*** Opening of RECORDS SHOWN ***

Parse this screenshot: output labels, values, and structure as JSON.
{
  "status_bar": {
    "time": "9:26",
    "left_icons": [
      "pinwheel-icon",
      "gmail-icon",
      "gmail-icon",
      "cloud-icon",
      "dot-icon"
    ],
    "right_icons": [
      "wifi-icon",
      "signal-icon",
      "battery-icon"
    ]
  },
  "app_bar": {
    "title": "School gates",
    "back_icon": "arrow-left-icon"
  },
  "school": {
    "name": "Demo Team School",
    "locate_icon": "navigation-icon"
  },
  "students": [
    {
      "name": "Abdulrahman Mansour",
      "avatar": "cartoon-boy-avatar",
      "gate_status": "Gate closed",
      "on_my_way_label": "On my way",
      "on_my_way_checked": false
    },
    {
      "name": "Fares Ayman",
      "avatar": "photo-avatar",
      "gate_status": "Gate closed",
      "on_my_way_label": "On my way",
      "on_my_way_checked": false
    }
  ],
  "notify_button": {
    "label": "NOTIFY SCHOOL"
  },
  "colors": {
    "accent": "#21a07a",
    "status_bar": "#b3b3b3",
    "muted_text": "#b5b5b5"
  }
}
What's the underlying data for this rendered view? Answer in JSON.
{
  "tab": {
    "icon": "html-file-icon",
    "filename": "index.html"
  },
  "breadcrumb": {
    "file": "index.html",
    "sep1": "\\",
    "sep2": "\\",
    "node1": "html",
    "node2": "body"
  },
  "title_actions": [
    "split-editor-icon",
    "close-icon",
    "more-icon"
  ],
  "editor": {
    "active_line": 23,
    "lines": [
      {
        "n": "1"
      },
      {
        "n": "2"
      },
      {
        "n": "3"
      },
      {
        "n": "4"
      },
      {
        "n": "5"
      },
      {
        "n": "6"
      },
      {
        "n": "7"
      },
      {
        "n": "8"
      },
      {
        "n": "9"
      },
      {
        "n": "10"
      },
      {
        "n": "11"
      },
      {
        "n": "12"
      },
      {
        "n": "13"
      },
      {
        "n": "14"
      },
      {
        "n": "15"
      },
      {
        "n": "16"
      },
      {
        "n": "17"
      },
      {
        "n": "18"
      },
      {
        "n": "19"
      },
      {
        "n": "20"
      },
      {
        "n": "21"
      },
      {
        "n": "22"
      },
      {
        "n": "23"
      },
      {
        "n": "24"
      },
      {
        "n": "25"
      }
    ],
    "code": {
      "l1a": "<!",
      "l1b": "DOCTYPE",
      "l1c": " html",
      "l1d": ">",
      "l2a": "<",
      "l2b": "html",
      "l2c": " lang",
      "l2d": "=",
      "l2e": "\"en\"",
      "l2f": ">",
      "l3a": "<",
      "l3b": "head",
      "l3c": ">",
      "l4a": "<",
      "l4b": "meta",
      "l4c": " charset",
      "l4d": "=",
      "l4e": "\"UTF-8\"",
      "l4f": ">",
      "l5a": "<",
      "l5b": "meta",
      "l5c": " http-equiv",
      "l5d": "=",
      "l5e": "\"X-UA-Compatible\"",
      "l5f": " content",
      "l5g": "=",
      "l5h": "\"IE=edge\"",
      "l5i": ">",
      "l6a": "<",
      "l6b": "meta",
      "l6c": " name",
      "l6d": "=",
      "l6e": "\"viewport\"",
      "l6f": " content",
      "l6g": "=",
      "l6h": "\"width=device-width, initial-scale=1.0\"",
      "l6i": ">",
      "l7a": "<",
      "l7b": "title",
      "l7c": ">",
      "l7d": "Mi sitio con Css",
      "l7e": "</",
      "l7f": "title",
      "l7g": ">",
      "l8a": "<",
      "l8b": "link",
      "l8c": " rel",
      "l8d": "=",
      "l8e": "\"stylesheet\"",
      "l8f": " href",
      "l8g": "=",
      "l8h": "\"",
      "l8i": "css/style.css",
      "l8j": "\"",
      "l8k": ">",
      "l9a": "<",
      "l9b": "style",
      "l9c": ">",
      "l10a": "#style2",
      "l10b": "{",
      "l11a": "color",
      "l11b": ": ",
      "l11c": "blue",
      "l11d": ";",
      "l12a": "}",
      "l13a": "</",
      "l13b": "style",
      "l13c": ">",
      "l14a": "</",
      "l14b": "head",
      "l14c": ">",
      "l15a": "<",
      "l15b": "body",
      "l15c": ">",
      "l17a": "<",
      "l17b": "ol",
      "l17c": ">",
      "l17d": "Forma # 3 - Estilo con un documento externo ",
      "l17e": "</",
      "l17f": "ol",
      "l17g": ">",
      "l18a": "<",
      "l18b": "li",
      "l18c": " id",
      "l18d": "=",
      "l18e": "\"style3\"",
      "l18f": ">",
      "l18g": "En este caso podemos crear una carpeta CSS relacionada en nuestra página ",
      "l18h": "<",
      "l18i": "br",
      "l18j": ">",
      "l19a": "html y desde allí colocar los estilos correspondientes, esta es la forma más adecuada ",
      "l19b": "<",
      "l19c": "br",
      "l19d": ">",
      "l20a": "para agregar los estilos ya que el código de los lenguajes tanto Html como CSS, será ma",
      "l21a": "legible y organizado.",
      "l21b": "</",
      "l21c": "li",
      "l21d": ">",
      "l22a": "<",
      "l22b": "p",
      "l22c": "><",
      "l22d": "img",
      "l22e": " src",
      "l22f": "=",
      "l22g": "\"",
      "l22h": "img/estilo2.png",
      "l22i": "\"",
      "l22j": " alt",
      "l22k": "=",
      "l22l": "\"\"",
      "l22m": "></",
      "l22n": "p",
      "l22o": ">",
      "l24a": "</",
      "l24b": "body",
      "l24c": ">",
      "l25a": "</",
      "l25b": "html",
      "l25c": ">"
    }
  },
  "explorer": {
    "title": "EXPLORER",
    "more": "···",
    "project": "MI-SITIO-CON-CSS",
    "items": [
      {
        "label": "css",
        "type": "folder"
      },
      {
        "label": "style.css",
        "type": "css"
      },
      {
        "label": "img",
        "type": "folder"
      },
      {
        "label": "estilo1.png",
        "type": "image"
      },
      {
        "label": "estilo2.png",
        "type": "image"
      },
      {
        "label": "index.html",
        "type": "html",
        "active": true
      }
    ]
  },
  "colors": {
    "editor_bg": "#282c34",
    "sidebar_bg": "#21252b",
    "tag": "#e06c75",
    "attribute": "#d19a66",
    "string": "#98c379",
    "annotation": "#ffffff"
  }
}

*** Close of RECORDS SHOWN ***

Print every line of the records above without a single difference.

Parse this screenshot: output labels, values, and structure as JSON.
{
  "status_bar": {
    "time": "9:26",
    "left_icons": [
      "pinwheel-icon",
      "gmail-icon",
      "gmail-icon",
      "cloud-icon",
      "dot-icon"
    ],
    "right_icons": [
      "wifi-icon",
      "signal-icon",
      "battery-icon"
    ]
  },
  "app_bar": {
    "title": "School gates",
    "back_icon": "arrow-left-icon"
  },
  "school": {
    "name": "Demo Team School",
    "locate_icon": "navigation-icon"
  },
  "students": [
    {
      "name": "Abdulrahman Mansour",
      "avatar": "cartoon-boy-avatar",
      "gate_status": "Gate closed",
      "on_my_way_label": "On my way",
      "on_my_way_checked": false
    },
    {
      "name": "Fares Ayman",
      "avatar": "photo-avatar",
      "gate_status": "Gate closed",
      "on_my_way_label": "On my way",
      "on_my_way_checked": false
    }
  ],
  "notify_button": {
    "label": "NOTIFY SCHOOL"
  },
  "colors": {
    "accent": "#21a07a",
    "status_bar": "#b3b3b3",
    "muted_text": "#b5b5b5"
  }
}
What's the underlying data for this rendered view? Answer in JSON.
{
  "tab": {
    "icon": "html-file-icon",
    "filename": "index.html"
  },
  "breadcrumb": {
    "file": "index.html",
    "sep1": "\\",
    "sep2": "\\",
    "node1": "html",
    "node2": "body"
  },
  "title_actions": [
    "split-editor-icon",
    "close-icon",
    "more-icon"
  ],
  "editor": {
    "active_line": 23,
    "lines": [
      {
        "n": "1"
      },
      {
        "n": "2"
      },
      {
        "n": "3"
      },
      {
        "n": "4"
      },
      {
        "n": "5"
      },
      {
        "n": "6"
      },
      {
        "n": "7"
      },
      {
        "n": "8"
      },
      {
        "n": "9"
      },
      {
        "n": "10"
      },
      {
        "n": "11"
      },
      {
        "n": "12"
      },
      {
        "n": "13"
      },
      {
        "n": "14"
      },
      {
        "n": "15"
      },
      {
        "n": "16"
      },
      {
        "n": "17"
      },
      {
        "n": "18"
      },
      {
        "n": "19"
      },
      {
        "n": "20"
      },
      {
        "n": "21"
      },
      {
        "n": "22"
      },
      {
        "n": "23"
      },
      {
        "n": "24"
      },
      {
        "n": "25"
      }
    ],
    "code": {
      "l1a": "<!",
      "l1b": "DOCTYPE",
      "l1c": " html",
      "l1d": ">",
      "l2a": "<",
      "l2b": "html",
      "l2c": " lang",
      "l2d": "=",
      "l2e": "\"en\"",
      "l2f": ">",
      "l3a": "<",
      "l3b": "head",
      "l3c": ">",
      "l4a": "<",
      "l4b": "meta",
      "l4c": " charset",
      "l4d": "=",
      "l4e": "\"UTF-8\"",
      "l4f": ">",
      "l5a": "<",
      "l5b": "meta",
      "l5c": " http-equiv",
      "l5d": "=",
      "l5e": "\"X-UA-Compatible\"",
      "l5f": " content",
      "l5g": "=",
      "l5h": "\"IE=edge\"",
      "l5i": ">",
      "l6a": "<",
      "l6b": "meta",
      "l6c": " name",
      "l6d": "=",
      "l6e": "\"viewport\"",
      "l6f": " content",
      "l6g": "=",
      "l6h": "\"width=device-width, initial-scale=1.0\"",
      "l6i": ">",
      "l7a": "<",
      "l7b": "title",
      "l7c": ">",
      "l7d": "Mi sitio con Css",
      "l7e": "</",
      "l7f": "title",
      "l7g": ">",
      "l8a": "<",
      "l8b": "link",
      "l8c": " rel",
      "l8d": "=",
      "l8e": "\"stylesheet\"",
      "l8f": " href",
      "l8g": "=",
      "l8h": "\"",
      "l8i": "css/style.css",
      "l8j": "\"",
      "l8k": ">",
      "l9a": "<",
      "l9b": "style",
      "l9c": ">",
      "l10a": "#style2",
      "l10b": "{",
      "l11a": "color",
      "l11b": ": ",
      "l11c": "blue",
      "l11d": ";",
      "l12a": "}",
      "l13a": "</",
      "l13b": "style",
      "l13c": ">",
      "l14a": "</",
      "l14b": "head",
      "l14c": ">",
      "l15a": "<",
      "l15b": "body",
      "l15c": ">",
      "l17a": "<",
      "l17b": "ol",
      "l17c": ">",
      "l17d": "Forma # 3 - Estilo con un documento externo ",
      "l17e": "</",
      "l17f": "ol",
      "l17g": ">",
      "l18a": "<",
      "l18b": "li",
      "l18c": " id",
      "l18d": "=",
      "l18e": "\"style3\"",
      "l18f": ">",
      "l18g": "En este caso podemos crear una carpeta CSS relacionada en nuestra página ",
      "l18h": "<",
      "l18i": "br",
      "l18j": ">",
      "l19a": "html y desde allí colocar los estilos correspondientes, esta es la forma más adecuada ",
      "l19b": "<",
      "l19c": "br",
      "l19d": ">",
      "l20a": "para agregar los estilos ya que el código de los lenguajes tanto Html como CSS, será ma",
      "l21a": "legible y organizado.",
      "l21b": "</",
      "l21c": "li",
      "l21d": ">",
      "l22a": "<",
      "l22b": "p",
      "l22c": "><",
      "l22d": "img",
      "l22e": " src",
      "l22f": "=",
      "l22g": "\"",
      "l22h": "img/estilo2.png",
      "l22i": "\"",
      "l22j": " alt",
      "l22k": "=",
      "l22l": "\"\"",
      "l22m": "></",
      "l22n": "p",
      "l22o": ">",
      "l24a": "</",
      "l24b": "body",
      "l24c": ">",
      "l25a": "</",
      "l25b": "html",
      "l25c": ">"
    }
  },
  "explorer": {
    "title": "EXPLORER",
    "more": "···",
    "project": "MI-SITIO-CON-CSS",
    "items": [
      {
        "label": "css",
        "type": "folder"
      },
      {
        "label": "style.css",
        "type": "css"
      },
      {
        "label": "img",
        "type": "folder"
      },
      {
        "label": "estilo1.png",
        "type": "image"
      },
      {
        "label": "estilo2.png",
        "type": "image"
      },
      {
        "label": "index.html",
        "type": "html",
        "active": true
      }
    ]
  },
  "colors": {
    "editor_bg": "#282c34",
    "sidebar_bg": "#21252b",
    "tag": "#e06c75",
    "attribute": "#d19a66",
    "string": "#98c379",
    "annotation": "#ffffff"
  }
}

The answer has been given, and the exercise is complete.